New YouTube Video: Harp Excerpt Review of Britten's A Young Person's Guide to the Orchestra

Updated: Aug 25


Benjamin Britten is one of my all-time favorite composers and I'm excited to share this review with you all!

Here's a few key points from the video:

  • Carefully orchestrated using both colors and theatrics

  • Comfortably playable with revisions, although not the most idiomatic

  • Tricky pedals work because other elements are limited in complexity

  • Written before Britten's collaboration with harpist Osian Ellis

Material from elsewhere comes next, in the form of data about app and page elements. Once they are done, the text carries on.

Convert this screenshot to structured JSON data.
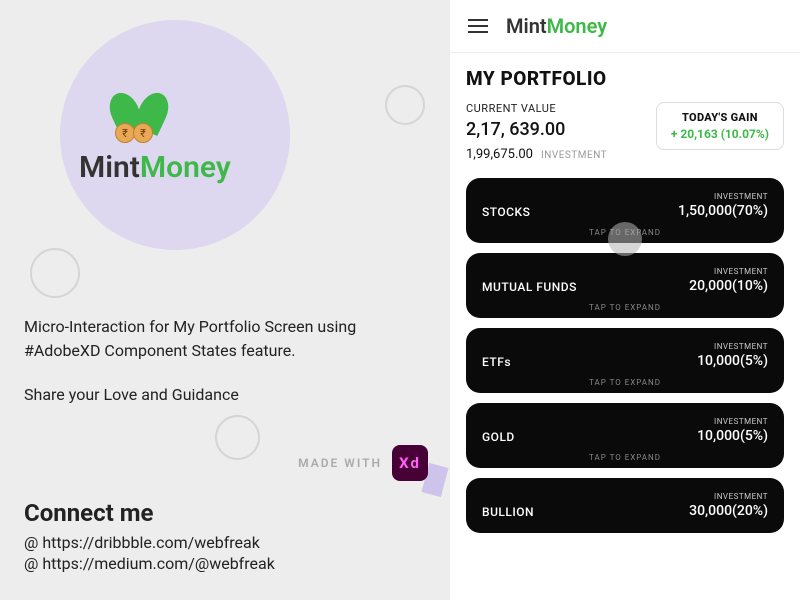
{
  "logo": {
    "mint": "Mint",
    "money": "Money"
  },
  "left": {
    "description": "Micro-Interaction for My Portfolio Screen using #AdobeXD Component States feature.",
    "share": "Share your Love and Guidance",
    "made_with": "MADE WITH",
    "xd": "Xd",
    "connect_title": "Connect me",
    "links": [
      "@ https://dribbble.com/webfreak",
      "@ https://medium.com/@webfreak"
    ]
  },
  "app": {
    "portfolio_title": "MY PORTFOLIO",
    "current_value_label": "CURRENT VALUE",
    "current_value": "2,17, 639.00",
    "investment_value": "1,99,675.00",
    "investment_label": "INVESTMENT",
    "gain_label": "TODAY'S GAIN",
    "gain_value": "+ 20,163 (10.07%)",
    "tap_hint": "TAP TO EXPAND",
    "inv_label": "INVESTMENT",
    "cards": [
      {
        "name": "STOCKS",
        "value": "1,50,000(70%)"
      },
      {
        "name": "MUTUAL FUNDS",
        "value": "20,000(10%)"
      },
      {
        "name": "ETFs",
        "value": "10,000(5%)"
      },
      {
        "name": "GOLD",
        "value": "10,000(5%)"
      },
      {
        "name": "BULLION",
        "value": "30,000(20%)"
      }
    ]
  }
}
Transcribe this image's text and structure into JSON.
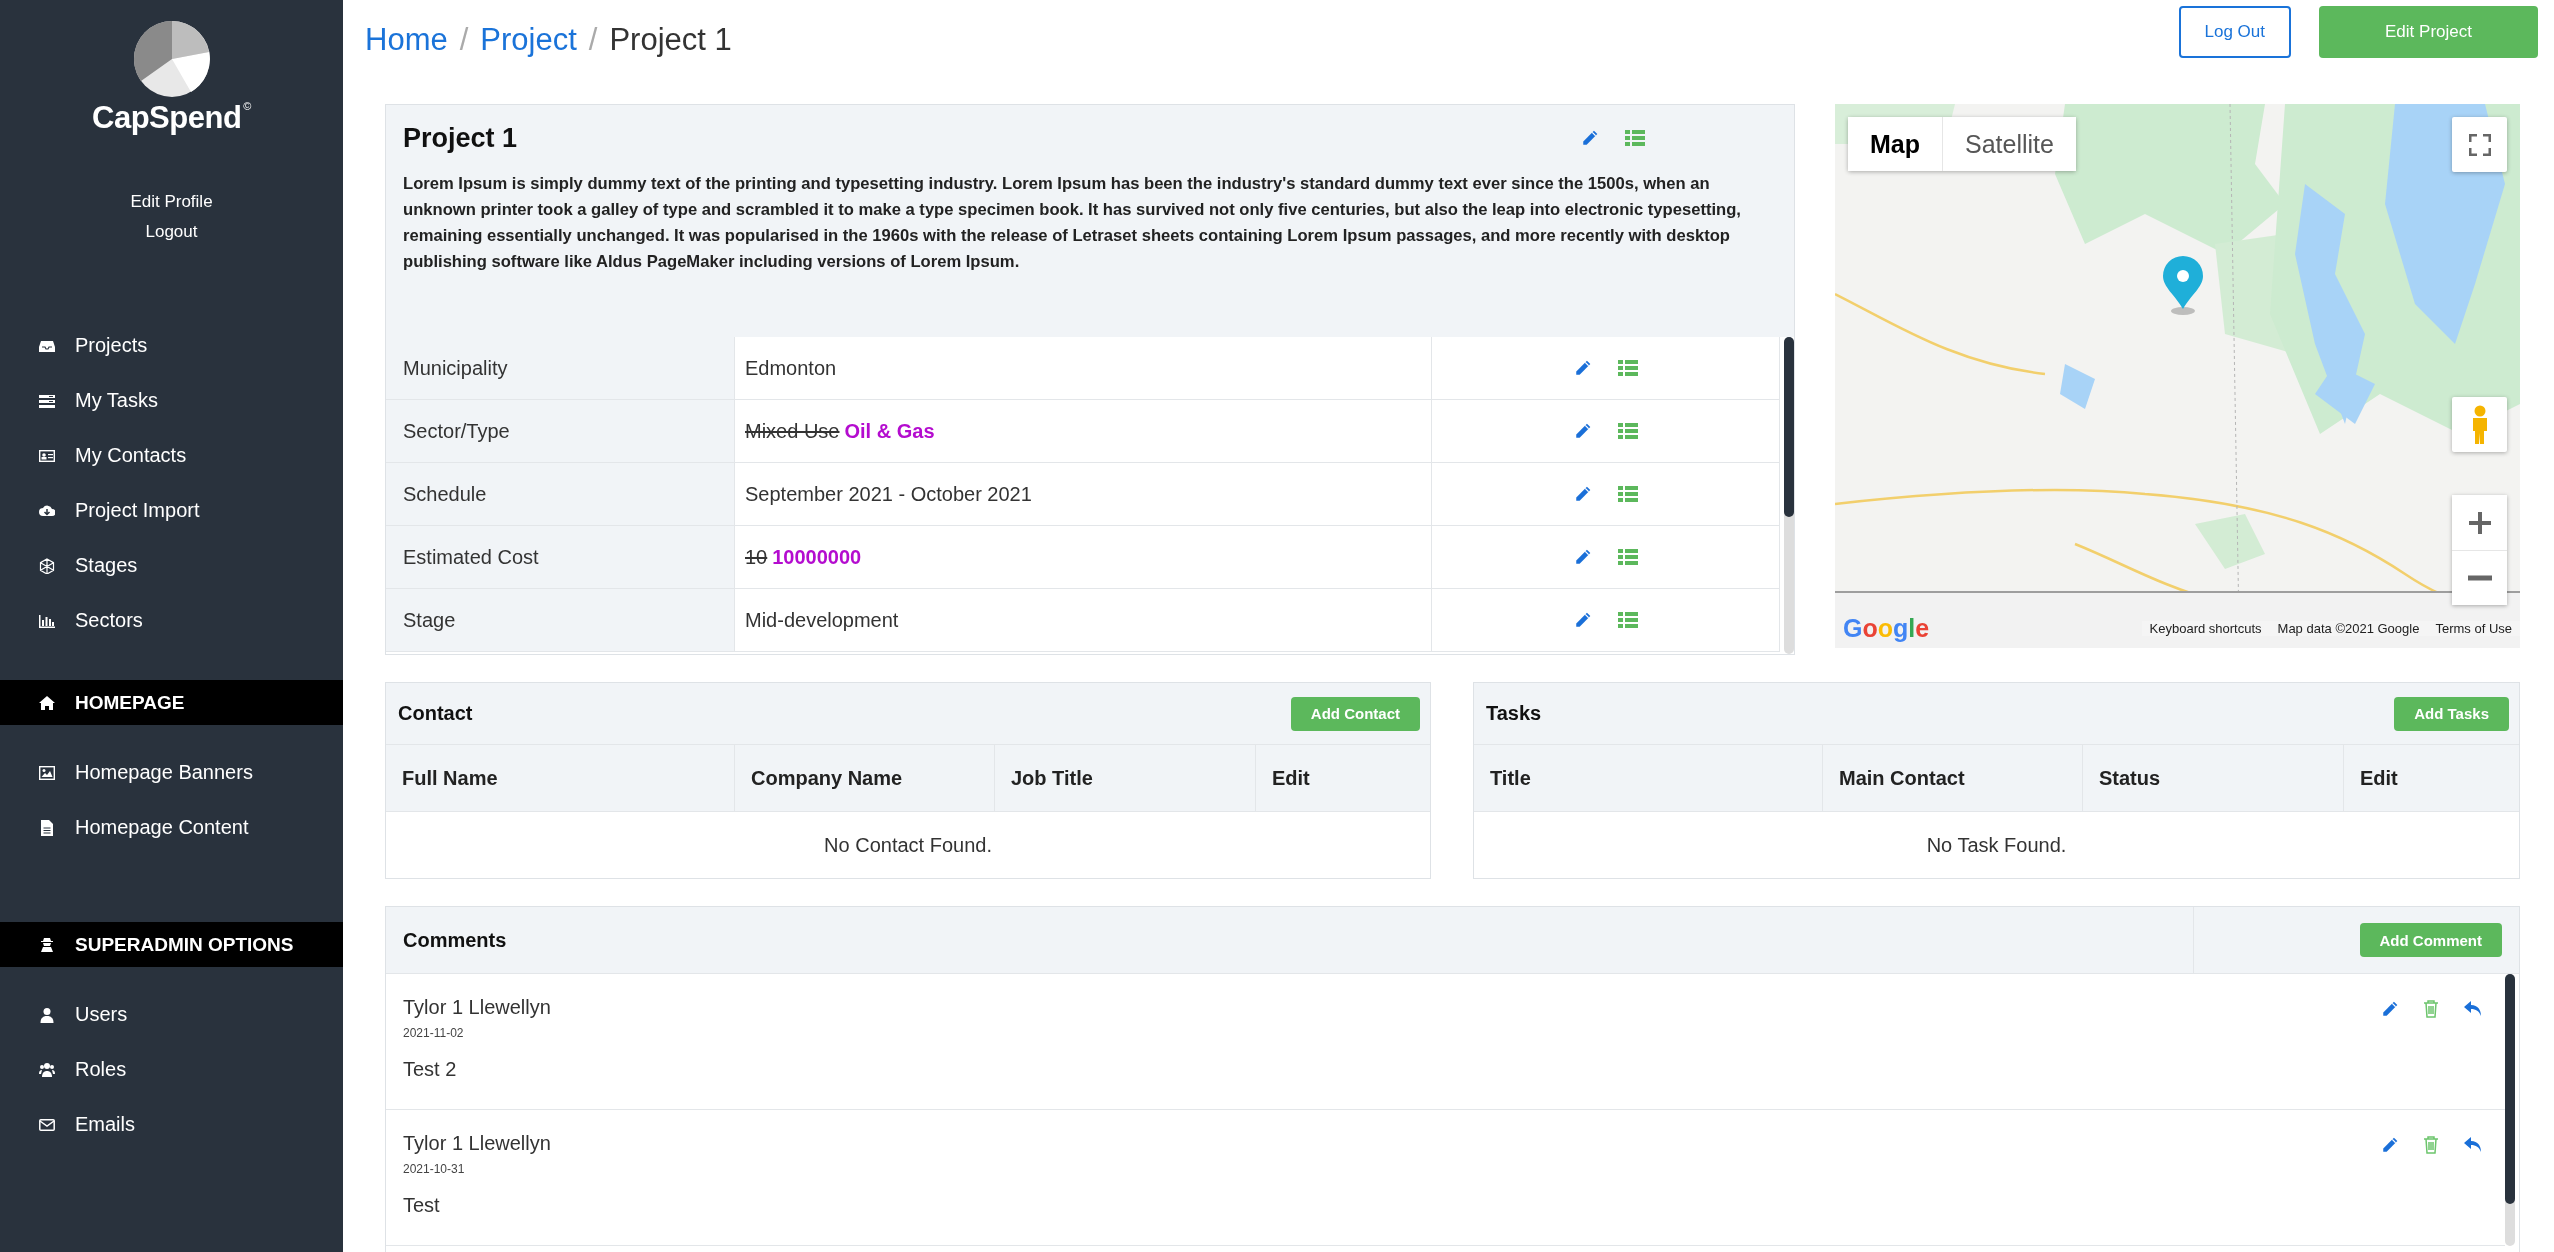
{
  "sidebar": {
    "logo_text": "CapSpend",
    "logo_mark": "©",
    "profile_links": [
      "Edit Profile",
      "Logout"
    ],
    "nav_items": [
      "Projects",
      "My Tasks",
      "My Contacts",
      "Project Import",
      "Stages",
      "Sectors"
    ],
    "groups": [
      {
        "heading": "HOMEPAGE",
        "items": [
          "Homepage Banners",
          "Homepage Content"
        ]
      },
      {
        "heading": "SUPERADMIN OPTIONS",
        "items": [
          "Users",
          "Roles",
          "Emails"
        ]
      }
    ]
  },
  "breadcrumb_separator": "/",
  "breadcrumb": [
    {
      "label": "Home",
      "link": true
    },
    {
      "label": "Project",
      "link": true
    },
    {
      "label": "Project 1",
      "link": false
    }
  ],
  "header_buttons": [
    {
      "label": "Log Out",
      "kind": "outline"
    },
    {
      "label": "Edit Project",
      "kind": "primary"
    }
  ],
  "project": {
    "title": "Project 1",
    "description": "**Lorem Ipsum** is simply dummy text of the printing and typesetting industry. Lorem Ipsum has been the industry's standard dummy text ever since the 1500s, when an unknown printer took a galley of type and scrambled it to make a type specimen book. It has survived not only five centuries, but also the leap into electronic typesetting, remaining essentially unchanged. It was popularised in the 1960s with the release of Letraset sheets containing Lorem Ipsum passages, and more recently with desktop publishing software like Aldus PageMaker including versions of Lorem Ipsum.",
    "details": [
      {
        "label": "Municipality",
        "kind": "plain",
        "value": "Edmonton"
      },
      {
        "label": "Sector/Type",
        "kind": "changed",
        "old_value": "Mixed Use",
        "new_value": "Oil & Gas"
      },
      {
        "label": "Schedule",
        "kind": "plain",
        "value": "September 2021 - October 2021"
      },
      {
        "label": "Estimated Cost",
        "kind": "changed",
        "old_value": "10",
        "new_value": "10000000"
      },
      {
        "label": "Stage",
        "kind": "plain",
        "value": "Mid-development"
      }
    ]
  },
  "map": {
    "map_types": [
      {
        "label": "Map",
        "selected": true
      },
      {
        "label": "Satellite",
        "selected": false
      }
    ],
    "logo": "Google",
    "footer": [
      "Keyboard shortcuts",
      "Map data ©2021 Google",
      "Terms of Use"
    ]
  },
  "contacts": {
    "title": "Contact",
    "add_button": "Add Contact",
    "columns": [
      "Full Name",
      "Company Name",
      "Job Title",
      "Edit"
    ],
    "empty_message": "No Contact Found."
  },
  "tasks": {
    "title": "Tasks",
    "add_button": "Add Tasks",
    "columns": [
      "Title",
      "Main Contact",
      "Status",
      "Edit"
    ],
    "empty_message": "No Task Found."
  },
  "comments": {
    "title": "Comments",
    "add_button": "Add Comment",
    "items": [
      {
        "author": "Tylor 1 Llewellyn",
        "date": "2021-11-02",
        "text": "Test 2"
      },
      {
        "author": "Tylor 1 Llewellyn",
        "date": "2021-10-31",
        "text": "Test"
      }
    ]
  }
}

Orchestration: In general, Britten is careful about the inclusion of the harp in the orchestra and places it in sections with thinner orchestral textures. In addition to Variation I (the harp solo), I really love how Britten utilizes the harp in Variation J (the horn variation). The harp and strings antiphonally alternate the accompaniment to the horns. Even though horns are usually associated with loud, rich themes, this variation is still quite subdued and the harp carries through nicely. The final fugue (Con Slacio) is the one section where the harp is buried. In a live performance, however, the entire orchestra, after being introduced individually, is playing in this climax and it's important for the harp to be included. Voicing: In the video, I mention that the closed voicing in the lower register is less than ideal (in both Variation I and J) because of the "muddy" sound and propensity for buzzing. In general, when writing chords or arpeggios in the low end of the harp (below ~G3, or 5G in harp notation), the pitches are clearer using open voicing with larger intervals. Additionally, the lower strings are more prone to buzzing; larger intervals reduce the risk of buzzes caused by replacing. Start/End notes for glissandos: Notating glissandos may be one of the most frustrating components of engraving a harp score! In the video, I demonstrated that harpists traditionally articulate both the top and bottom notes of the glissandos at letter J in the fugue. Now, other pieces with similar notation are not necessarily played the same way. So, I recommend adding an instructional in your score if you want glissandos played a specific way. Since harp notation is widely inconsistent, the more clarification you provide, the better! Enharmonics: Harpists traditionally use enharmonics at Variation J. In the video, I mentioned that we do this to keep pattern consistency and play the same chord inversion in both hands. But,I neglected to mention that mm. 8-9 after J, we enharmonically respell almost every note in order to continue the pattern. Instead of RH: [Db, Bb, F]/ LH: [F, Db, Bb], we play RH: [C#, A#, F]/LH:[E#, C#, A#]  Collaboration: I've played many of Britten's compositions, including the Ceremony of Carols, Suite for Harp, and Birthday Hansel, and have found them (especially the later ones) to be incredibly idiomatic. This is greatly due to his long-time collaboration with Welsh harpist Osian Ellis. If you're interested in reading more about the collaboration for the solo Suite for Harp, the American Harp Journal published a fascinating article by Barbara Poeschl-Edrich titled "Osian Ellis on Benjamin Britten's Suite for Harp".  Leave a comment below if you have any questions. I would love to hear what projects you are working on and what topics you would like me to address in my next set of Instagram mini-trainings! (If you don't follow me on Instagram, I post almost daily harp tips in my stories and would love for you to join me! @daniellekuntzharp)